GC Faculty Book List
In between the time you dedicate to your assigned readings, have you ever wondered if your professors ever pick up a book themselves? Professors are busy people, but between grading papers, fielding emails, developing lessons and balancing their personal lives, some of them find a minute to delve into a book just for fun.
When I asked some of Greenville’s professors “What is your favorite book?” the variety of responses was very interesting. Their answers included biographies, classics, YA fiction, and informative books on topics like relationships, finances and basketball. If you’re looking for some books that come highly recommended, or if you want to gain some brownie points with your professors, make sure to check out this list!
1. “The Book of Basketball: The NBA According to the Sports Guy” by Bill Simmons
Recommended by Math Professor Stephen Groves, this book is a great pick for any sports-lover. Written by former ESPN columnist, Bill Simmons, “The Book of Basketball” is a solid guide to the NBA. Simmons discusses everything from the NBA Hall of Fame to the best basketball players of all time to the major debates in pro basketball. Be sure to check this out if you are interested in basketball or if you want to improve your game as Simmons reveals “The Secret of Basketball.”
2. “John Adams” by David McCullough
One of the book choices that surprised me a bit, the biography of John Adams is Dr. George Barber’s favorite.
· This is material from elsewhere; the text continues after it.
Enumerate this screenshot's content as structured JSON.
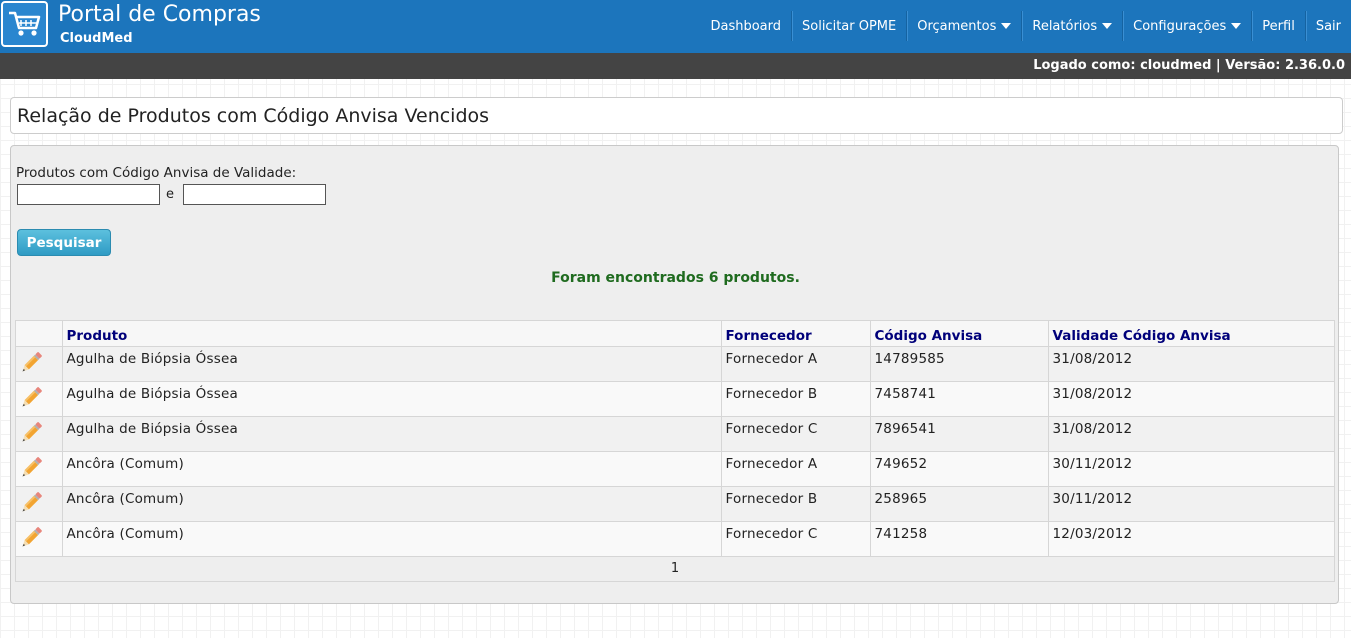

McCullough’s work examines the personal and professional life of our second president and covers some of the difficult and amazing decisions he made for the country. For anyone with even a slight interest in history, this book seems like a great choice. Dr. Barber’s honorable mentions: “Steve Jobs” by Walter Isaacson and “Team of Rivals: The Political Genius of Abraham Lincoln” by Doris Kearns Goodwin.
3. “Les Miserables” by Victor Hugo
Dr. Karlene Johnson’s favorite book has gained some major popularity since the movie adaptation came out in 2012. Set in France in 1832, the dramatic tale takes place during the Paris Uprising and explores themes such as crime, punishment and desperation. Overall, it is one of those classics that remains relevant today.
4. “As I Lay Dying” by William Faulkner
A 20th-century tale, Dr. Daryl Cox’s favorite novel has been considered one of the more influential American works of fiction. The book is narrated by each member of the Bundren family as they travel across Mississippi to bury Addie. A challenging but rewarding read, this book is sure to make your heart ache.
5. “The Giver” by Lois Lowry
A book that I’ve been wanting to read, Music Business Professor Danara Moore recommends “The Giver”. Dystopian novels are definitely popular right now, so it’s a good time to read the first book in the quartet. To briefly summarize a complex plot, the main character, Jonas, gets his job as the Receiver of Memory and learns the truth about the hypocrisy and corruption in his community. Check out the reviews on Amazon and take a look at “The Giver” if you’re interested in an adventurous story.
6. “Daring Greatly: How the Courage to Be Vulnerable Transforms the Way We Live, Love, Parent, and Lead” by Brene Brown
Dr. Lisa Amundson’s favorite book centers around relationships. Dr. Brown’s transformative work will inspire you to view vulnerability not as a weakness, but as a courageous action. This book is perfect for all Greenville students because it really encourages us to move past ourselves and build better connections with those around us. If you’re interested, check out the review on Barnes&Noble.
7. “The Autobiography of Malcolm X” by Alex Haley and Malcolm X
Dr. Teresa Holden provided her own summary of her favorite book, so I’ll let her tell you about it. “The book that
changed my life and that I think everyone should read: “The Autobiography of Malcolm X” as told to Alex Haley. This books holds a mirror up to American culture and shows us where we’ve been and helps us to understand (to some extent) where we are now.” The book has high ratings on Barnes&Noble and Goodreads, and it is another excellent choice for history buffs. Dr. Holden’s honorable mentions: “The Hemingses of Monticello: An American Family” by Annette Gordon-Reed; “Narrative of the Life of Frederick Douglass” by Frederick Douglass; and “The Magician’s Nephew” by C.S. Lewis.
8. “Whirligig” by Paul Fleischman
A fitting choice for our Children’s Literature professor, the children’s book “Whirligig” is Dr. Alexandria LaFaye’s favorite. After 17-year-old Brent accidentally kills someone, he has to go to the corners of the United States to set up whirligigs in her memory. According to Fleischman’s website , the book deals with themes of “connections, forgiveness, and the power of art.” Overall, “Whirligig” is a powerful story for people of all ages.
9. “Stocks for the Long Run: The Definitive Guide to Financial Market Returns & Long-Term Investment Strategies” by Jeremy Siegel
Last on our list is Dr. Larry Sayler’s favorite. Personally, I would have trouble making it through this. But it is a great choice for Accounting or Business majors or anyone who is considering investing. With almost a 5-star rating, this book provides reliable, helpful financial advice.